An Illusionist in Skyrim, part 6: the solution

Tom Francis at

Screenshot by Duncan Harris.

I'm playing Skyrim with a rule: illusion magic only. No direct violence, just pure deception - which makes my current task tricky. Before I can join the Imperial Guard, I have to clear out a fort full of bandits. I've finally lured the toughest of them to his death at the hands of a passing archer on the road to Solitude, but there are lots more left alive.

Back at the fort, I have the same problem. I barge into the keep, use my Fury spell to trick the guy with the battleaxe into killing all his friends, then hit a brick wall. He won't follow me out, and no-one will follow me in, so I'm left with one very angry man I can't kill.

There's one more segment to the keep. Inside, I Fury two bandits, get backed into a corner, then jump over a table to escape them. Downstairs, a woman with a mace and a shield comes at me, so I Fury her too and duck into a cell. As they cluster to get at me, they realise they all have closer targets they're equally angry at, and fight amongst themselves.

The woman destroys them, batting them away like flies. I slip out while she's finishing the last one off with an overhead smash, and get back outside.

Even if there's some secret tunnel that connects these two wings of the fort, my problem is the same: one will be left standing. I need more options. I need to go back to town.

It's not far, but I still manage to get lost and take a strange non-path over the mountains. I pass a small herd of goats, and decide to Fury them for practice. They all charge me. Then gobs of venom starting splashing into me, and I realise there are two giant spiders hiding in the trees. I Fury more goats and stumble awkwardly down a steep slope to get away.

Back in Solitude, I visit the Winking Skeever tavern to see if the bartender can sell me any illusion spells - less unlikely in Skyrim than it might sound. He does not. But in the corner, sitting at a table by himself, is a hoary old warrior type. It finally hits me: can't you hire people?

You can. But hiring Belrand, who announces himself to be a spell-sword, costs twice as much money as I have. I do have a couple of gold tiaras I inexplicably found on the bandits I tricked into killing each other, but even after selling those I'm a little short. As someone who doesn't wear armour or weapons, the only other valuable possessions I have are health potions, which I sort of need.

On the other hand, there are an awful lot of health potions lying around this inn. You can't sell stolen property to reputable vendors in Skyrim, but I wouldn't have to: once I've stolen all of his, I could sell the inkeeper mine.

It's laughably easy: most of them are on shelves in empty rooms, and even out in the open, there are only four people in the whole joint.

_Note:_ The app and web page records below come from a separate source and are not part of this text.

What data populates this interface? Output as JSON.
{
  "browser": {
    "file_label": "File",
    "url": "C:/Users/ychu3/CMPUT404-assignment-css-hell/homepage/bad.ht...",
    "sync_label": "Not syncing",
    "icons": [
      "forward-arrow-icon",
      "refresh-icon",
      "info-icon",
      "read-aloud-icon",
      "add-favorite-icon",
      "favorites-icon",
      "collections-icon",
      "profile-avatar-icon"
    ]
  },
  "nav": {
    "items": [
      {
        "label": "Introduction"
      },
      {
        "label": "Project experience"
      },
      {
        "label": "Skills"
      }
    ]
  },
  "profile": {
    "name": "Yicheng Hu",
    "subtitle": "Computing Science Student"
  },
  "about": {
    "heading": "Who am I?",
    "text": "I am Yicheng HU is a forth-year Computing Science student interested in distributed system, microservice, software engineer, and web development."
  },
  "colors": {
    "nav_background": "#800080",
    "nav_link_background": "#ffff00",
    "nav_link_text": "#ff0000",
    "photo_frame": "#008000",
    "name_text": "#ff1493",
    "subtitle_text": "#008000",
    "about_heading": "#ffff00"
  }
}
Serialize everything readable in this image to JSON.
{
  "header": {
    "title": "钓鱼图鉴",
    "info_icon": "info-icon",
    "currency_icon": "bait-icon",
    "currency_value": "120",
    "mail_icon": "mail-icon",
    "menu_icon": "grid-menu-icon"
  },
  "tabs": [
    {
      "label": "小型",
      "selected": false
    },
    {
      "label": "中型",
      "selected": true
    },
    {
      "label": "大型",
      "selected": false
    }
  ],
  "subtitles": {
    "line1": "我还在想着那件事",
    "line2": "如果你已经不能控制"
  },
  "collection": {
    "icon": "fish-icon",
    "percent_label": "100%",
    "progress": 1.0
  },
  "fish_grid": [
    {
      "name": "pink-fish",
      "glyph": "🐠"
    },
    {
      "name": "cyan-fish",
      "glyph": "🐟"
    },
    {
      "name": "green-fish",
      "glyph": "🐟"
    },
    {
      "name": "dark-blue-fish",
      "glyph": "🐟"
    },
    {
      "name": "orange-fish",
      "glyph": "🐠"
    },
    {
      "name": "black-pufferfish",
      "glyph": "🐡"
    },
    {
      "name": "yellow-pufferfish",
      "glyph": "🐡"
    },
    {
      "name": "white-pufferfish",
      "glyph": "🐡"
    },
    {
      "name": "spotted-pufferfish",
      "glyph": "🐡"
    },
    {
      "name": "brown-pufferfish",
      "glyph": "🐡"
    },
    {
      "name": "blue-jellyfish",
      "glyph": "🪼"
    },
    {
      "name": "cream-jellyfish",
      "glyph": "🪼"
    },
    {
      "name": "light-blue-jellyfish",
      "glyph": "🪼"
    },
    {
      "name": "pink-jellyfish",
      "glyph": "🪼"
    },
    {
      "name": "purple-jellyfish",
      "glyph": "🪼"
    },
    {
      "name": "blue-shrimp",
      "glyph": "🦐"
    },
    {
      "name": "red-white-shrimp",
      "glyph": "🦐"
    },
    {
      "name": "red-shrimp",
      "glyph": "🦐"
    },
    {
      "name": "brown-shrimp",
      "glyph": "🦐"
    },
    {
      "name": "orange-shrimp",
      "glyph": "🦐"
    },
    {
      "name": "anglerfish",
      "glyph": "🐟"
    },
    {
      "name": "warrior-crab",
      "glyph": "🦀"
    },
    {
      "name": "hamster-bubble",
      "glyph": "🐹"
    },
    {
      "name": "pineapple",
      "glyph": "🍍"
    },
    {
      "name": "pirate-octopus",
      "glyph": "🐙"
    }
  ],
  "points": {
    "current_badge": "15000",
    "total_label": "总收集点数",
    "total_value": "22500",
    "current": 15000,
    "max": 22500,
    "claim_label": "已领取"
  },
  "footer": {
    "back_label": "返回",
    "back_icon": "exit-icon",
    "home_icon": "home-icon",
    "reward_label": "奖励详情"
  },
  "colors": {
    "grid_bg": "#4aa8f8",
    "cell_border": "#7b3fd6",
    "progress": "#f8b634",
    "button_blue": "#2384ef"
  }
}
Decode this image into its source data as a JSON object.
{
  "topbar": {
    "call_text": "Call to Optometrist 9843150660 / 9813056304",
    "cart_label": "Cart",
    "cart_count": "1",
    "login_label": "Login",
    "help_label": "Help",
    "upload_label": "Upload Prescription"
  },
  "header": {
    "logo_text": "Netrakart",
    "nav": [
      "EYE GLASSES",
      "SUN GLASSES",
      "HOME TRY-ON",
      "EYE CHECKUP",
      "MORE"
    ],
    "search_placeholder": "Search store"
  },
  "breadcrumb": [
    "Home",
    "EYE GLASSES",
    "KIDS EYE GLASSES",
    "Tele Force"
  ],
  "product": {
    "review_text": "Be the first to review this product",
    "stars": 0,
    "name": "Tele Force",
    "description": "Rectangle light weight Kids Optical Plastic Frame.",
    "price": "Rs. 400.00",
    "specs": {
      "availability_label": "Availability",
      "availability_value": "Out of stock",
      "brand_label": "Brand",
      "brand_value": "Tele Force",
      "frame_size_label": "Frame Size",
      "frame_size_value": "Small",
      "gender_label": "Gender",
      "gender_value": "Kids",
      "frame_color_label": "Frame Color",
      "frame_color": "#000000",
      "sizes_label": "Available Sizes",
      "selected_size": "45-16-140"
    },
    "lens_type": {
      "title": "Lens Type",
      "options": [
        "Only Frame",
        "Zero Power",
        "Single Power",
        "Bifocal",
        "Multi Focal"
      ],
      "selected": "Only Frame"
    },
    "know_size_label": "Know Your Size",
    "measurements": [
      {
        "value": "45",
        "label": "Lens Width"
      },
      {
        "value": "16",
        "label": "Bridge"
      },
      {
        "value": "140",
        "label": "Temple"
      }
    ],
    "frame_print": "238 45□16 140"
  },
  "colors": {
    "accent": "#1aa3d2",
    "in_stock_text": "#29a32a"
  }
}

I nab almost as much in coin purses as I net from selling my potions, and pretty soon I can hire Belrand with change. It's not magic, but the old fashioned switcheroo should be in every illusionist's repetoire. Belrand and I set off into the mountains.

He's a nice enough chap: he looks like John Malkovich pushing his face through a mop. He keeps calling me 'elf' derisively, then asking if there's anything he can do for me. It's going to be a weird relationship.

When we get to the fort, I check he's close behind and walk into the battleaxe bandit's building. He charges at me. Belrand takes one swipe at his neck and he collapses, axe clattering on the stone. Awesome. Next!

Mace lady is a tougher nut: she has a shield, and she's keenly interested in attacking me instead of Belrand. I actually have to Fury her to persuade her that we're equally tempting targets, and she and Belrand trade dozens of expertly blocked blows. I am thoroughly entertained.

Mace lady is better at it, thanks to the shield, but just as she gets into her stride, Belrand throws up a dazzling white dome of light. She doesn't seem to know what to do about it, and while she flounders, Belrand cuts her down with a rapid flurry of slashes. She actually surrenders, but Belrand just slays her on her knees. Well, I guess that's what I paid for.

More to the point, I've done it: all the bandits are dead, I didn't break any of my rules, and my initiation for the Imperial Legion is finally complete.

Before we go, I pick up the mace and shield and give them to Belrand. "Something for me? Can I keep it?" he asks, then laughs. "Just kidding!" Go ahead, man, you nearly died getting hold of them.

Back in Solitude, after much fanfare and oath-swearing, I'm told to collect my new uniform from the blacksmith. He presents me with an immaculate set of Imperial Steel armour. I sell it back to him for 140 gold.

Next:The Pale Blade.